This feature is back upon popular request.  Today, we’ll look back at the top twenty country singles from sixteen years ago.  For the writers of this site, the nineties are considered a golden age in country music.  In 1992, the genre was nearing its commercial peak, and some of the greatest artists of that era were coming into their own.    However, there was still quite a bit of chaff among the wheat.

Top 20 Country Songs
August 15, 1992

“You and Forever and Me”
Little Texas

This is the prototypical early nineties country ballad, one part Alabama and two parts Restless Heart.   There was always a faceless quality to the harmonies of Little Texas, and there’s nothing particularly distinctive about their material here, either.  C

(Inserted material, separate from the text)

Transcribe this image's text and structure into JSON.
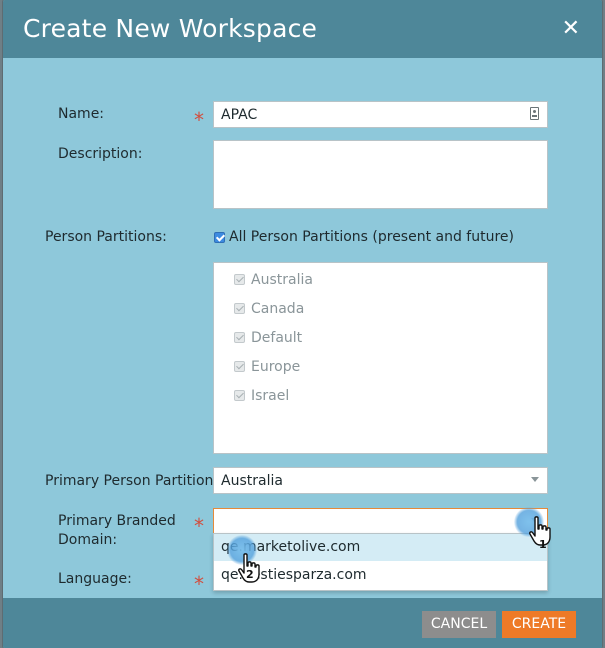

“Two-Timin’ Me”
The Remingtons

There’s a quaint charm to this single, by a band that never quite made an impact. But in the end, it’s pretty forgettable.  B-

“Warning Labels'”
Doug Stone

He’s mostly remembered for his horrendously sappy love songs, but when he put his impressive vocal chops to work on a honky-tonk number, the results were fantastic.  Ironically, it’s most of his other work that should carry warning labels, particularly for diabetics. This one’s a winner.  B+

“I Wouldn’t Have it Any Other Way”
Aaron Tippin

Nobody did working class anthems better than Aaron Tippin.   Given that nobody’s doing them at all anymore, at least on country radio, this is even more welcome listening now than it was back then.  A

“Five O’Clock World”
Hal Ketchum

Leave it to Ketchum to transform this pop hit into blue-eyed country soul.  His vocal on the chorus is otherworldly.  A-

“Could’ve Been Me”
Billy Ray Cyrus

He wasn’t the one-hit wonder he’s often remembered to be, and his follow-up to “Achy Breaky Heart” was a much better record.  B+

“I Saw the Light”

The singles off of Wynonna’s debut solo album struck a perfect balance between smart material and radio-friendly production. This is one of her biggest and most charming hits. A

“A Woman Loves”
Steve Wariner

Sweet, simple and honest.  All the hallmarks of a good Steve Wariner record.  B

“I Still Believe in You”
Vince Gill

A masterpiece ballad.  It won the CMA for Song of the Year, and deservedly so.   A+

“What Kind of Fool Do You Think I Am”
Lee Roy Parnell

It’s amazing how effectively Nashville smoothed the edges of Lee Roy Parnell’s music to make it palatable to country radio.  It’s a solid song, but the muted production doesn’t serve it well.  B.

“Billy the Kid”
Billy Dean

Dean’s autobiographical trip down memory lane manages to be cute without cloying.   B+

“Runnin’ Behind”
Tracy Lawrence

This gem from his debut album is a great example of how a song can be conventional and radio-friendly, but still an enjoyable listen.  He’s one of the best B-listers country music ever had.  B+

“The River”
Garth Brooks

It’s an inspirational classic that I never found that inspiring, but I love the production and Garth’s vocal on it.  B

“This One’s Gonna Hurt You (For a Long, Long Time)”
Marty Stuart & Travis Tritt

Good things always happened when these two paired up.  Stuart’s the stronger force on this one, and he grounds it in traditional country.  B+

“If Your Heart Ain’t Busy Tonight”
Tanya Tucker

Those trying to make the case that Tucker’s later hits weren’t nearly as compelling as those from her early days can use this as Exhibit A.  B-

“I’ll Think of Something”
Mark Chesnutt

Chesnutt’s searing take on this Hank Jr. classic is one of his strongest performances ever, a honky-tonk tour de force that would make Jones and Haggard proud.  A+

“I Feel Lucky”
Mary Chapin Carpenter

Oh, for the days when something this intelligent could find a home on country radio.  Carpenter’s wry sense of humor makes this a winning single, and won her a second Grammy and a surprise victory at the CMA’s for Female Vocalist..   A

“Take a Little Trip”

They held on to their slot at radio much longer than most of their eighties counterparts by freshening up their sound to keep up with changing times.   This single’s a good example of that.  B+

“We Tell Ourselves”
Clint Black

This was one of Black’s best singles ever, a ferocious performance that he tears into with all he’s got.  The instrumental work that closes it is nothing short of astounding.  A+

“Boot Scootin’ Boogie”
Brooks & Dunn

It was originally the b-side to their debut smash “Brand New Man”, but when it was sent to radio, it became a monster hit.  For better or worse, the groove that was first introduced with this single has been part of their sound ever since.  B